Maryland Casualty Co. v. City of South Norfolk, 54 F.2d 1032 (4th Cir. 1932) (The district court held that a surety was not liable under a contractor's bond to materialmen. On appeal, filed by only some of the materialmen, the court held that the surety was liable on the bond and that the relief thus granted on appeal inured to the benefit of all materialmen, including those who had not appealed.)

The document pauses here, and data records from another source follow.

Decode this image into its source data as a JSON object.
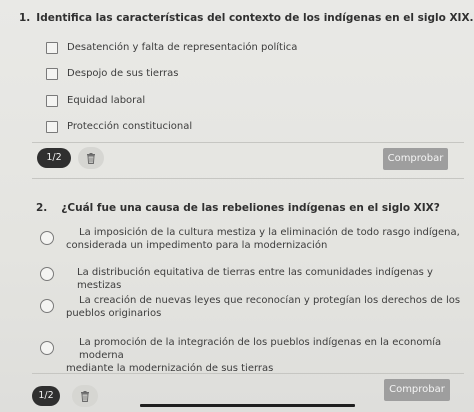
{
  "question1": {
    "number": "1.",
    "text": "Identifica las características del contexto de los indígenas en el siglo XIX.",
    "options": [
      "Desatención y falta de representación política",
      "Despojo de sus tierras",
      "Equidad laboral",
      "Protección constitucional"
    ],
    "progress": "1/2",
    "check_label": "Comprobar"
  },
  "question2": {
    "number": "2.",
    "text": "¿Cuál fue una causa de las rebeliones indígenas en el siglo XIX?",
    "options": [
      {
        "line1": "La imposición de la cultura mestiza y la eliminación de todo rasgo indígena,",
        "line2": "considerada un impedimento para la modernización"
      },
      {
        "line1": "La distribución equitativa de tierras entre las comunidades indígenas y mestizas",
        "line2": ""
      },
      {
        "line1": "La creación de nuevas leyes que reconocían y protegían los derechos de los",
        "line2": "pueblos originarios"
      },
      {
        "line1": "La promoción de la integración de los pueblos indígenas en la economía moderna",
        "line2": "mediante la modernización de sus tierras"
      }
    ],
    "progress": "1/2",
    "check_label": "Comprobar"
  },
  "icons": {
    "trash": "trash-icon"
  },
  "colors": {
    "badge": "#2f2f2f",
    "check_button": "#9e9e9e"
  }
}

124 F.2d at 1009. In support of this view, the court cited Kline v. Moyer, 325 Pa. 357, 191 A. 43 (1937); Gebhardt v. Village of LaGrange Park, 354 Ill. 234, 188 N.E.2d 372 (1933); Maryland Casualty Co. v. City of South Norfolk, 54 F.2d 1032 (4th Cir. 1932). The court also cited, by comparison, Merchants Discount Corp. v. Federal Street Corp., 300 Mass. 167, 14 N.E.2d 155 (1938); Rowell v. Ross, 89 Conn. 201, 93 A. 236 (1915); 5 C.J.S. Appeal & Error § 1920, p. 1423; 3 Am.Jur. 695; Shreeder v. Davis, 43 Wash. 129, 86 P. 198 (1906); L.R.A., N.S., 310


But Cf. Baker v. Texas & Pacific Railway Co., 326 S.W.2d 639 (Tex.Civ.App.1959). (Plaintiff sued a railroad which impleaded a contractor for indemnification. Judgment was entered in the trial court for the railroad on the main claim and for the contractor on the third-party claim. Plaintiff appealed but the defendant railroad did not. The U. S. Supreme Court found error in the main claim requiring a new trial. The Texas Court of Civil Appeals remanded the whole case for retrial, including the third-party claim, even though defendant had not appealed.)


9 J. Moore Federal Practice P 204.11(4), at 941 (2d Ed. 1975)


We express no opinion as to whether we would follow the cited cases from the Second or Fourth Circuits, because those precise facts are not before us


Third-party defendant occupies the same adversary position, with respect to the plaintiff, as does defendant. Thus in this case the issue of the res ipsa loquitur charge is presented on appeal in the proper adversary context


It might be argued that our decision will encourage sloppiness. Defendant was an aggrieved party and could have appealed. See Bolack v. Underwood, 340 F.2d 816 (10th Cir. 1965). Defendant should have appealed. However, we believe that the limited scope of our decision will not lull defendants into inattentive failures to appeal. In most cases, the third-party defendant will be asserting errors which relate only to the third-party action, and which, if successfully asserted, would relieve only third-party defendant. We reemphasize the narrowness of our holding that third-party defendant's appeal operates also on behalf of defendant only where the judgment against third-party defendant is based on third-party defendant's liability which is derivative of defendant's liability and where the error successfully asserted by third-party defendant is an error in the main case, thus undermining the finding of defendant's liability. We express no opinion beyond this narrow holding. A defendant would be ill-advised to take no appeal, relying on a third-party defendant to successfully assert such a narrow ground for reversal. It might also be argued that our decision will undermine the adversary nature of three-party litigation, by encouraging a lack of adverseness on the part of defendant against plaintiff. However, the above discussion suggests the considerable peril which a defendant would risk by failing to take a position adverse to plaintiff. Our holding, see note 1, supra, that third-party defendant is free to assert errors in the main case, notwithstanding the absence of an appeal by defendant, is the significant deterrent to collusion between plaintiff and defendant. Should such collusion occur, a court has remedies available. See Dewald v. Minster Press Co., 494 F.2d 795 (6th Cir. 1974) (Trial court granted third-party defendant's motion for directed verdict against the defendant in the principal action.)


We acknowledge that "injustice" of similar scope occurs whenever an error-ridden judgment is left unappealed. Injustice alone is not a substitute for a proper appeal. However, on the facts of this case, and with respect to the challenge to the res ipsa loquitur charge, we find a proper appeal in the third-party defendant's appeal. For this limited purpose, the third-party defendant, standing in the precise shoes in which defendant also stands, has properly appealed the issue on which reversal is based